MATERIAL PROVIDED
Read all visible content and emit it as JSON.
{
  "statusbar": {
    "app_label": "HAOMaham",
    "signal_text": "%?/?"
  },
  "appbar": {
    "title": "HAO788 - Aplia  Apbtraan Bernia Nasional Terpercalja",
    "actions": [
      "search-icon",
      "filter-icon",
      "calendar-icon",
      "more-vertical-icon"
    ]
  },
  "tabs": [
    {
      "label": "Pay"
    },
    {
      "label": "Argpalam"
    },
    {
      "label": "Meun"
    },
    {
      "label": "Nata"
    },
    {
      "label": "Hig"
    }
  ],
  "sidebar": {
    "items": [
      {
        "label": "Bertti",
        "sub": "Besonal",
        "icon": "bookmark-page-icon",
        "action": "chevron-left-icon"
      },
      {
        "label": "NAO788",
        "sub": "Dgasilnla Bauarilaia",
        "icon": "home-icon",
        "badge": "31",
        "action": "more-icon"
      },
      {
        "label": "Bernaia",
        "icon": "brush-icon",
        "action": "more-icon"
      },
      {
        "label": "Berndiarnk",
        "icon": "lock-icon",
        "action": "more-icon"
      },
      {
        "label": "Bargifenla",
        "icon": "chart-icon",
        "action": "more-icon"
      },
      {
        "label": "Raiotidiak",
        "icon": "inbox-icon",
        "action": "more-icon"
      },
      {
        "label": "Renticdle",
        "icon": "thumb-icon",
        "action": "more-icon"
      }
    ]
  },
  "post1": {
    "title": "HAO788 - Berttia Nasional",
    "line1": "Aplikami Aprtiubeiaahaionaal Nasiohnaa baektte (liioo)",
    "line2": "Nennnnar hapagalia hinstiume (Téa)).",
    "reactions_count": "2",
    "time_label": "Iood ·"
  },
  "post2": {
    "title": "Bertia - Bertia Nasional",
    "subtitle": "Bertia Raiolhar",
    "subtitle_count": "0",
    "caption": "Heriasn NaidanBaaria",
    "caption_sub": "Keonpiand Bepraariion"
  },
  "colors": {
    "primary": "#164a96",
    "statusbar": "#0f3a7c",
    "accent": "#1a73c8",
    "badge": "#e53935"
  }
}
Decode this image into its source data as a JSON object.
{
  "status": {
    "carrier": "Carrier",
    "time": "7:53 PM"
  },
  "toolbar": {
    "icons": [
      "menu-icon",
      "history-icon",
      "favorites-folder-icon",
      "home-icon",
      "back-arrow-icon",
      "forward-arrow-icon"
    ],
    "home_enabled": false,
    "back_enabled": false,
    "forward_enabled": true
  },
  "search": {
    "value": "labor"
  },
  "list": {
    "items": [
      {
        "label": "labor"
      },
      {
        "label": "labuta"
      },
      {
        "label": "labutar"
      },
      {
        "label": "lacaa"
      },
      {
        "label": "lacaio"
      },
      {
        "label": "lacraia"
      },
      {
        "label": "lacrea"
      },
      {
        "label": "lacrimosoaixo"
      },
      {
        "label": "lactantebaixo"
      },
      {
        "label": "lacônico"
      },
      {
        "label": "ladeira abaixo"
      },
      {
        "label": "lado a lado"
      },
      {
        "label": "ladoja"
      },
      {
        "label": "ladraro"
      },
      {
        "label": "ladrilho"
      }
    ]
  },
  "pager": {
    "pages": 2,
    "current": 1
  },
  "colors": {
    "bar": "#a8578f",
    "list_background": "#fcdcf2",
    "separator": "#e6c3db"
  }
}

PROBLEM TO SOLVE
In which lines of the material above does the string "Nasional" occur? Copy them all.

TASK OUTPUT
    "title": "HAO788 - Aplia  Apbtraan Bernia Nasional Terpercalja",
    "title": "HAO788 - Berttia Nasional",
    "title": "Bertia - Bertia Nasional",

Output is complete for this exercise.